There you can see a security group named guard_ca16f111-5073-40b7-973a-156c75dd3028 was successfully created.

NOTE: in some circumstances the connection between the application and the service instance is not possible, in this case check if a security group was created.

Backup and Restore Service Instances

a9s Elasticsearch provides an easy way to create backups and restore if needed. For a more detailed description, please see the a9s Service Dashboard documentation.

Make a Service Instance Locally Available

It is possible to access any of the a9s Data Services locally. That means you can connect with a local client to the service for any purpose such as debbuging. CF provides a smart way to create SSH forward tunnels via a pushed application. For more information about this feature see the Accessing Apps with SSH section of the CF documentation.

First of all you must have an application bound to the service. How to do this see Bind an Application to a Service Instance.

NOTE: cf ssh support must be enabled in the platform. Ask your administrator if you are not sure.

Get The Service Url and Credentials

When you follow this instructions Obtain Service Instance Access Credentials you will get the hostname of the service and the user credentials.

$ cf env a9s-elasticsearch-app
Getting env variables for app a9s-elasticsearch-app in org test / space test as admin...
OK

System-Provided:
{
"VCAP_SERVICES": {
"a9s-elasticsearch5": [
{
"credentials": {
"host": [
"d67901c.service.dc1.a9svs"
],
"password": "a9s-brk-usr",
"username": "a9s-password"
},
"label": "a9s-elasticsearch5",
"name": "my-elasticsearch-service",
"plan": "elasticsearch-cluster-small"
}
]
}
}
...

Notice the host d67901c.service.dc1.a9svs, the username a9s-brk-usr and the password a9s-password. You will need this in the next step.

Create a Tunnel to The Service

With the cf ssh as mentioned before you can create a ssh forward tunnel to the management dashboard. Use port 9200 to connect to the a9s Elasticsearch Instance.

$ cf ssh a9s-elasticsearch-app -L 9200:d67901c.service.dc1.a9svs:9200
vcap@956aaf4e-6da9-4f69-4b1d-8e631a403312:~$

When the ssh tunnel is open you can access the instance over the address localhost:9200.

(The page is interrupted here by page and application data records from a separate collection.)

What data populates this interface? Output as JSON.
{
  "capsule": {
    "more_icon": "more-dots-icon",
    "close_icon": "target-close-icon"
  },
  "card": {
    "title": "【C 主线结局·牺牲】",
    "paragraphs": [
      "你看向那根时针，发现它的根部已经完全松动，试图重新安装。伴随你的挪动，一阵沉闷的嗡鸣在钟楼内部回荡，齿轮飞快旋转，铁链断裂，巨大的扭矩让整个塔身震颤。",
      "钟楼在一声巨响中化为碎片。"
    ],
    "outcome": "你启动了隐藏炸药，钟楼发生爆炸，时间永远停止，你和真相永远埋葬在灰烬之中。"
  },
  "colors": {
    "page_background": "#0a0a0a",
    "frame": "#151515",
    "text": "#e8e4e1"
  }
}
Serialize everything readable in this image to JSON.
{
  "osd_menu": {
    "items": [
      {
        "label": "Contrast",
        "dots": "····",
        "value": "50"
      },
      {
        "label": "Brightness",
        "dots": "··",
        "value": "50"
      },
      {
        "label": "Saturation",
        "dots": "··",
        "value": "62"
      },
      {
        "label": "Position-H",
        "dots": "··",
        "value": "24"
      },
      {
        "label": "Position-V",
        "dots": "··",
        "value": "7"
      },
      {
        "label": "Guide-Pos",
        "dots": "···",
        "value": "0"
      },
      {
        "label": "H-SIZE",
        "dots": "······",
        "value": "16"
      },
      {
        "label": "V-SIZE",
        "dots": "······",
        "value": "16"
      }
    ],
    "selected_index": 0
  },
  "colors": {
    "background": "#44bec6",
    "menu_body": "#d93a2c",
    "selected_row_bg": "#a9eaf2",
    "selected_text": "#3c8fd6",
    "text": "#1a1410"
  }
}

NOTE: Don't forget to close the session with exit.

Setup Disk Usage Alerts

Each service comes with the a9s Parachute. This component monitors ephemeral and persistent disk usage. See the a9s Parachute documentation how to configure the component.

Custom Parameters

As an end user, you have the opportunity to customize your service instance by using custom parameters. Custom parameters are passed on to a service instance by using the -c switch of the cf CLI commands cf create-service and cf update-service. For example:

cf update-service my-instance -c '{"ssl_session_timeout": "4h"}'

You don't have to use those settings. There are sane defaults in place that fit your service plan well.

ssl_session_timeout

This property is used to specify a period during which a client may reuse the session parameters by configuring the setting ssl_session_timeout of the nginx sitting in front of Elasticsearch service instances configured with SSL. The content follows the nginx configuration file measurement units.